Assignment:
Whenever a line below holds the word "icon", copy that line.

——

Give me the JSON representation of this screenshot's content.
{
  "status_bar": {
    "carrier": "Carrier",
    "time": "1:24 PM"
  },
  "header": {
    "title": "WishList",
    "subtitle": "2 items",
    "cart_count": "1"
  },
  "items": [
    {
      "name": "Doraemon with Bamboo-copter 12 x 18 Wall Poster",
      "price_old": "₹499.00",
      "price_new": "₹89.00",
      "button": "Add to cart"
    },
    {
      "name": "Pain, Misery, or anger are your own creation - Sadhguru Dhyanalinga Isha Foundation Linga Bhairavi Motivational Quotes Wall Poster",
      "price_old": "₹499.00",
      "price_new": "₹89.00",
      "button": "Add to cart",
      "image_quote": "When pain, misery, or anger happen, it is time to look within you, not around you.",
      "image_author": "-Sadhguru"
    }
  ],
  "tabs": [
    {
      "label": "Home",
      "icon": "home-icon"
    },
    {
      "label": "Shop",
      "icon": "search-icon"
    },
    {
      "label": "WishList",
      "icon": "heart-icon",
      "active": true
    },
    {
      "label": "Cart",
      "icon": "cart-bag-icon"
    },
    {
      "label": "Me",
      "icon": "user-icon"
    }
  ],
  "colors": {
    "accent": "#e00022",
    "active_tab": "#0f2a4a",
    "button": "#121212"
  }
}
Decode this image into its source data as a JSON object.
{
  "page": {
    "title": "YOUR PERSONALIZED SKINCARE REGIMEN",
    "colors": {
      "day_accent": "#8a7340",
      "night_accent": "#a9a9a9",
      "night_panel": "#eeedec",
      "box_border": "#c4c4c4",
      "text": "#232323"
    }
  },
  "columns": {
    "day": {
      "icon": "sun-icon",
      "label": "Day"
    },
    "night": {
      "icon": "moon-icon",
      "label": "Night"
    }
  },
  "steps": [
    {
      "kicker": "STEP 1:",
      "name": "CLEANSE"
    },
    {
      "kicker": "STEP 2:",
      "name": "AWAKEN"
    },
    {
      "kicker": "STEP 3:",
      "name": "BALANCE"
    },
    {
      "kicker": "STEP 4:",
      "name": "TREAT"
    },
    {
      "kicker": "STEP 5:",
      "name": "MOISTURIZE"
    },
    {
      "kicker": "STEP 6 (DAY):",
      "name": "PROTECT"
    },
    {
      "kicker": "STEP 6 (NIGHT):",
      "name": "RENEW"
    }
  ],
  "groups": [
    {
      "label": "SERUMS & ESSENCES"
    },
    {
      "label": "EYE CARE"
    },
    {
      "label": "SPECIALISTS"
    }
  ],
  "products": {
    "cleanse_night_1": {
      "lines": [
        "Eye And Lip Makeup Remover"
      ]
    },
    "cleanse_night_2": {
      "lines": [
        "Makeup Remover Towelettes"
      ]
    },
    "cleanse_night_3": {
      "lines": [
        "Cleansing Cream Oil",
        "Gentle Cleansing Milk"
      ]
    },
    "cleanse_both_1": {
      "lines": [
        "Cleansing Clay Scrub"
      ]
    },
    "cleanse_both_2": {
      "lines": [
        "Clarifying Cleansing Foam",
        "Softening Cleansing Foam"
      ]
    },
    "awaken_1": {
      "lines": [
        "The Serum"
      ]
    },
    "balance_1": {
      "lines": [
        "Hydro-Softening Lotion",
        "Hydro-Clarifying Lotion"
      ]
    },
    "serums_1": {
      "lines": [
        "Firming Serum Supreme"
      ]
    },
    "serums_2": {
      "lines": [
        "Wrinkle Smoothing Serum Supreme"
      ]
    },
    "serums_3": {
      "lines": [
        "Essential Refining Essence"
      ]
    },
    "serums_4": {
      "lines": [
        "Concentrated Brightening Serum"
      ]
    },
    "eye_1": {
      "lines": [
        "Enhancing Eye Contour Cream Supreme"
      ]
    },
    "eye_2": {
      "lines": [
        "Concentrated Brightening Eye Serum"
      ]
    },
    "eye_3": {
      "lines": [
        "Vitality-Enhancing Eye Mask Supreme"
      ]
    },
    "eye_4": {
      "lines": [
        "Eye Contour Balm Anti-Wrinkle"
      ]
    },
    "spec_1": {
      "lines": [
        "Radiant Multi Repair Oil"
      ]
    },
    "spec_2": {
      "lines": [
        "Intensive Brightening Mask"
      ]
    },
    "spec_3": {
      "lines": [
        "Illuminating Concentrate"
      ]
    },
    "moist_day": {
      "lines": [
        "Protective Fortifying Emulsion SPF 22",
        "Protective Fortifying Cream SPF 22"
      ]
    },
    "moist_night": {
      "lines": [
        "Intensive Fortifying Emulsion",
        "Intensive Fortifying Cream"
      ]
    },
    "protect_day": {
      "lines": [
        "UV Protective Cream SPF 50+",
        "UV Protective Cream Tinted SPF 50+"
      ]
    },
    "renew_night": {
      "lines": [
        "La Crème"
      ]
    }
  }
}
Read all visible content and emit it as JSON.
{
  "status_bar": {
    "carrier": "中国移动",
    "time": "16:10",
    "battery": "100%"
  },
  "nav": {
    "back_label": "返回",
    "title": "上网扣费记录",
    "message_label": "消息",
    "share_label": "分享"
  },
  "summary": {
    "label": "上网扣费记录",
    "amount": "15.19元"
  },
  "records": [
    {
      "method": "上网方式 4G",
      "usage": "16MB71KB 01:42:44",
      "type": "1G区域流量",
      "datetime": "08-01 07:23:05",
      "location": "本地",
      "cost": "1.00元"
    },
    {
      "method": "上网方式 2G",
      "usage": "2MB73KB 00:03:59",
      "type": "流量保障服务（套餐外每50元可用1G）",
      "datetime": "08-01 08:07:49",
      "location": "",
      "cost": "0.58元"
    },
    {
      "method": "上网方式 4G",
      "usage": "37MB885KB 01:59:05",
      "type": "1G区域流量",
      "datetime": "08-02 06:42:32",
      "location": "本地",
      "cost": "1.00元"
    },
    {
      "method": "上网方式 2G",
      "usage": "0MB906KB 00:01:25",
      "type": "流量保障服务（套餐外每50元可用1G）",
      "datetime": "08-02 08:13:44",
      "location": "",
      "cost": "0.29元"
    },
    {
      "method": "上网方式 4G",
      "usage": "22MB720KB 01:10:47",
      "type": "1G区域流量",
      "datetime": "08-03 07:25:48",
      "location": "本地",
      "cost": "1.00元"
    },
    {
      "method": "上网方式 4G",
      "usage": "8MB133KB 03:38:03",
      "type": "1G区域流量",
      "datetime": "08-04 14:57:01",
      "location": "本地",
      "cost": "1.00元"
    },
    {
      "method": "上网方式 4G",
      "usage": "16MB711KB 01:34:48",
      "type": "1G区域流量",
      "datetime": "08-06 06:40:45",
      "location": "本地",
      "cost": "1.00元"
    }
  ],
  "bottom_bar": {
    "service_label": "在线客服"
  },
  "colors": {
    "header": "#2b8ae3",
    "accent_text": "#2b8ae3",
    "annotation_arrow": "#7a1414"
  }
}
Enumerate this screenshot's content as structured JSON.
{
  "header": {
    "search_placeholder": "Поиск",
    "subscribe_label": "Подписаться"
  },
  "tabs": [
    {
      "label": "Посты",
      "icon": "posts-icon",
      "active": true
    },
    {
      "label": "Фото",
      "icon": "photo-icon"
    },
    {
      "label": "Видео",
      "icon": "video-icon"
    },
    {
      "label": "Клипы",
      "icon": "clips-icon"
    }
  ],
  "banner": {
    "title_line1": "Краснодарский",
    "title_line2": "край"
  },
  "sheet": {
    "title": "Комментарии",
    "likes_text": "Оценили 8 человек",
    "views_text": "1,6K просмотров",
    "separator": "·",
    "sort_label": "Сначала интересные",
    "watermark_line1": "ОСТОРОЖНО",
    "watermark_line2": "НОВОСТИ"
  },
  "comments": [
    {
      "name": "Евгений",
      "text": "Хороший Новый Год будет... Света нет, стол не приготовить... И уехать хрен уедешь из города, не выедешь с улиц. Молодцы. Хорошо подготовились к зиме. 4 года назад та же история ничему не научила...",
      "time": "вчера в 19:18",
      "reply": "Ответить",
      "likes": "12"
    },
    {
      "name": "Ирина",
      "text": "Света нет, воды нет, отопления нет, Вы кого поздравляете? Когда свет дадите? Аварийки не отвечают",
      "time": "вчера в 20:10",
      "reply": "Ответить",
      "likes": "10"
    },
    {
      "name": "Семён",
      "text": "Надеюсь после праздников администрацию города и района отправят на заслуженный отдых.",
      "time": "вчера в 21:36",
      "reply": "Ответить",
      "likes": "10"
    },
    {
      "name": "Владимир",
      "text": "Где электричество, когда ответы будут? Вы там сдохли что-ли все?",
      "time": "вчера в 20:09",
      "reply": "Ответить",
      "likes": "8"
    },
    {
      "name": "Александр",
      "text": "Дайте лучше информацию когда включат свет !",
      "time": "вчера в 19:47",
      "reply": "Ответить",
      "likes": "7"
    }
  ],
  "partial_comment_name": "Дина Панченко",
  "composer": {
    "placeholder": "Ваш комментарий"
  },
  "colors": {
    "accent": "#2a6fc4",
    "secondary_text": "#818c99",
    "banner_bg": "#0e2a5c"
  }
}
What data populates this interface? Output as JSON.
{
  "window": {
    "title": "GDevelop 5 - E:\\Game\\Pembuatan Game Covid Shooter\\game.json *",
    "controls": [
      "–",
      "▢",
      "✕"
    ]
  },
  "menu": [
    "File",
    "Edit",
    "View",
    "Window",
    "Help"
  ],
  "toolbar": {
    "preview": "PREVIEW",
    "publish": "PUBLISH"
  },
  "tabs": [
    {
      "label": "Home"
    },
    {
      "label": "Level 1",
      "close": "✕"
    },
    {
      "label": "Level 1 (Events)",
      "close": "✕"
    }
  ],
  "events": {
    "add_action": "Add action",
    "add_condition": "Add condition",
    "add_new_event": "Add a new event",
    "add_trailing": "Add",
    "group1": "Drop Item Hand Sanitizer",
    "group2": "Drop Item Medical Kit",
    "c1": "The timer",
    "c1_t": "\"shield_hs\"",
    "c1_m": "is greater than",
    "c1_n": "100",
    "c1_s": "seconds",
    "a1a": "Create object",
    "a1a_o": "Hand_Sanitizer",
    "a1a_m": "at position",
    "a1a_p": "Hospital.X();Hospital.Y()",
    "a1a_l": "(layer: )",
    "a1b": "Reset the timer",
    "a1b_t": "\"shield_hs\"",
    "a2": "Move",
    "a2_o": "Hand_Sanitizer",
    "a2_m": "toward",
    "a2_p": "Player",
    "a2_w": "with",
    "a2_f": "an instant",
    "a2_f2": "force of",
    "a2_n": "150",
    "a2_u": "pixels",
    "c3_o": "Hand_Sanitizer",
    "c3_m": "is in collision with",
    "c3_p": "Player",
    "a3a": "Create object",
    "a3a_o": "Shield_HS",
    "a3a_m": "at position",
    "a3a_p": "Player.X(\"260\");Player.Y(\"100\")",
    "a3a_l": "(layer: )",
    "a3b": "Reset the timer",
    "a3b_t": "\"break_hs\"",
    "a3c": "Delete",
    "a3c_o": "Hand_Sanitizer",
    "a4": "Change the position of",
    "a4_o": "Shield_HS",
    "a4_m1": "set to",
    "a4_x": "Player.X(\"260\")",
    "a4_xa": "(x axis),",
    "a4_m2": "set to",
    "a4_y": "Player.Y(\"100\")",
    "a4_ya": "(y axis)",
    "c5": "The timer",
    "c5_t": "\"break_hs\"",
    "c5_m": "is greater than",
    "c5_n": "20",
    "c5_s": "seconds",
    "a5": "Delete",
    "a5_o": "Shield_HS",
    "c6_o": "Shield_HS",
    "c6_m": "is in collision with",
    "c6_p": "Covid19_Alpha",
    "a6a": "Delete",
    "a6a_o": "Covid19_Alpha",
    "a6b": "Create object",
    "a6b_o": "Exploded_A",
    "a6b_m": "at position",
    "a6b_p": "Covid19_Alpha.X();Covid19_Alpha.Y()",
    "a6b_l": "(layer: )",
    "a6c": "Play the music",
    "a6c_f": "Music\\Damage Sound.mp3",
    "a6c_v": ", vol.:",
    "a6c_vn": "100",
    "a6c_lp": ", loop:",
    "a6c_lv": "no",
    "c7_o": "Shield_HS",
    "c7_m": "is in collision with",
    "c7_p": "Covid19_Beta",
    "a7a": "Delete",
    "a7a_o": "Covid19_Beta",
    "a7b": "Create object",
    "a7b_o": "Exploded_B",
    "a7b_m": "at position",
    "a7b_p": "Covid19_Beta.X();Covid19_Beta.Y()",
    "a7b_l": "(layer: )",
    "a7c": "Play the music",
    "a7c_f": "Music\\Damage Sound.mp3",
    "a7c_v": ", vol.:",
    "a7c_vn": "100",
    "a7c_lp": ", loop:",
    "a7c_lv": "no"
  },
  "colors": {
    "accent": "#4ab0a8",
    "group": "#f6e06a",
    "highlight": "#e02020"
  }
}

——

Response to this task:
      "icon": "home-icon"
      "icon": "search-icon"
      "icon": "heart-icon",
      "icon": "cart-bag-icon"
      "icon": "user-icon"
      "icon": "sun-icon",
      "icon": "moon-icon",
      "icon": "posts-icon",
      "icon": "photo-icon"
      "icon": "video-icon"
      "icon": "clips-icon"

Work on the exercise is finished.